Black Deaf families have existed long before Nakia Charmay Smith took to TikTok to share videos on their dialect. The Black American Sign Language (BASL) is a dialect of the traditional American Sign Language (ASL) and so they have some similarities.
According to Face2faceafrica, What made Smith’s videos on TikTok go viral was how she and her family with hereditary deafness educated her followers on the history of BASL.
Smith is from a four-generation family of people who are deaf. The 22-year-old is bringing a much-needed representation that is lacking among Black deaf people as she creates awareness about her community and their history one lesson at a time on the video-sharing platform.
The TikToker focuses on American Sign Language (ASL) and BASL while educating people on how best to interact with people of the deaf community.
Her videos have raked over a million views on Tik Tok and over 900,000 views on Twitter, and they usually feature her family, particularly Jake, her deaf 95-year-old grandfather. Jake encourages her to continue sharing insights from their community with the world and the responses have been majorly positive.
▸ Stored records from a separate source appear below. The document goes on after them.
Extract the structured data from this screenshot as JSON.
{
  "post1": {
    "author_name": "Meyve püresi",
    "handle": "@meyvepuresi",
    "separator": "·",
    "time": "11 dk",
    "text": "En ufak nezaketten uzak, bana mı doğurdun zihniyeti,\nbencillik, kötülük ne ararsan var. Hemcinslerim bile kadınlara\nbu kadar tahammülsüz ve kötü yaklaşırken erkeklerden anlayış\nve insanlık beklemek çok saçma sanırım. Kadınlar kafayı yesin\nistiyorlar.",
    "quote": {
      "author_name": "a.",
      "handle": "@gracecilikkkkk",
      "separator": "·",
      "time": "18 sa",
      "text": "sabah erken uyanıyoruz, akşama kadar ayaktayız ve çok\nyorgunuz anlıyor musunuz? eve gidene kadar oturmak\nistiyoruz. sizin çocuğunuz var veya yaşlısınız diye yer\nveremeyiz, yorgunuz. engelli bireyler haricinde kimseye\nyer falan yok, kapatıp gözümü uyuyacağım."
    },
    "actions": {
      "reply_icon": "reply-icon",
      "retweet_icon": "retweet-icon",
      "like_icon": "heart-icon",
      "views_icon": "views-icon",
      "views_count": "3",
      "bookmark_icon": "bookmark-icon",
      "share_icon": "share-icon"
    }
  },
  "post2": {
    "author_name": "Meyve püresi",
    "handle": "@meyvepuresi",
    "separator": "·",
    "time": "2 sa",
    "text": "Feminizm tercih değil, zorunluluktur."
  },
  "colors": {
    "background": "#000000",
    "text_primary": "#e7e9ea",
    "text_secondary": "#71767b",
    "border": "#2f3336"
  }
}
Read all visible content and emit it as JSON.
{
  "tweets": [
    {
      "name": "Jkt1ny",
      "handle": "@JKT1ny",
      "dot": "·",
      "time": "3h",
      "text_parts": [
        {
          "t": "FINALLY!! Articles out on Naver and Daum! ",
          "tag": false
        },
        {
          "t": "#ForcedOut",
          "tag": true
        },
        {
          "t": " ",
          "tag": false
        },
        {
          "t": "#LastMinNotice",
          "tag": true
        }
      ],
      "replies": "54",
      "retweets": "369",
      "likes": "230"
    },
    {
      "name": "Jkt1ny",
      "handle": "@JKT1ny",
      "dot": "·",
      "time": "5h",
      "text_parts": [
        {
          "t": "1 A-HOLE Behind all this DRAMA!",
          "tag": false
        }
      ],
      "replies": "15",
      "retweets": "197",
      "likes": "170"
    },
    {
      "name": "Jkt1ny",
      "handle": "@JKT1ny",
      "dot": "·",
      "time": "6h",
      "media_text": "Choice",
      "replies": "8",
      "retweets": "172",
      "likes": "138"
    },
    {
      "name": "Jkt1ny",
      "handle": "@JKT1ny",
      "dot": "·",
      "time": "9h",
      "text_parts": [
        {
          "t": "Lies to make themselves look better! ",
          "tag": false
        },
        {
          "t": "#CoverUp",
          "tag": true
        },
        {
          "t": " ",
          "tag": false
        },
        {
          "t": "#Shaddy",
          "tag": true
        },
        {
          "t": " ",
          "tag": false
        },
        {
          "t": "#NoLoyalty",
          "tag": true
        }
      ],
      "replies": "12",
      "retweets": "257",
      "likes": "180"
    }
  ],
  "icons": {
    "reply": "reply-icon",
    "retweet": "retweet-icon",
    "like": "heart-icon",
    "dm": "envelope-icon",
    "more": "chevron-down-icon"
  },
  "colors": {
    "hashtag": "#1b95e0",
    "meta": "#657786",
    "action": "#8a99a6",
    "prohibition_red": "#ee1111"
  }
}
“I felt like a lot of people didn’t’ know about BASL until my video went viral. They were really curious and wanted to learn more about BASL and history. I told my grandfather that the video went viral, and he said, ‘Keep it going’,” Smith said.
A recent partnership with Netflix gives more insight into how BASL came about. The giant video streaming platform reached out to Smith after her viral TikTok video for the project and now thanks to Smith, many now know that BASL was created because of segregated schools.
“It was developed by Black deaf people in the 1800s and 1900s during segregation. For reference, the first American school for the deaf was created in 1817 but only started admitting Black students in 1952. So as a result, Black communities had a different means of language socialization, and BASL was born,” she explained.
Black American Sign Language? What You Know About That?
Meet Nakia Smith a.k.a. Charmay (@realcaunsia). She's the 4th deaf generation of five generations, and she is here to inject some knowledge in our veins about BASL and its rich history. Watch & learn from this young queen! pic.twitter.com/Chl6nxLDG1
— Strong Black Lead (@strongblacklead) November 30, 2020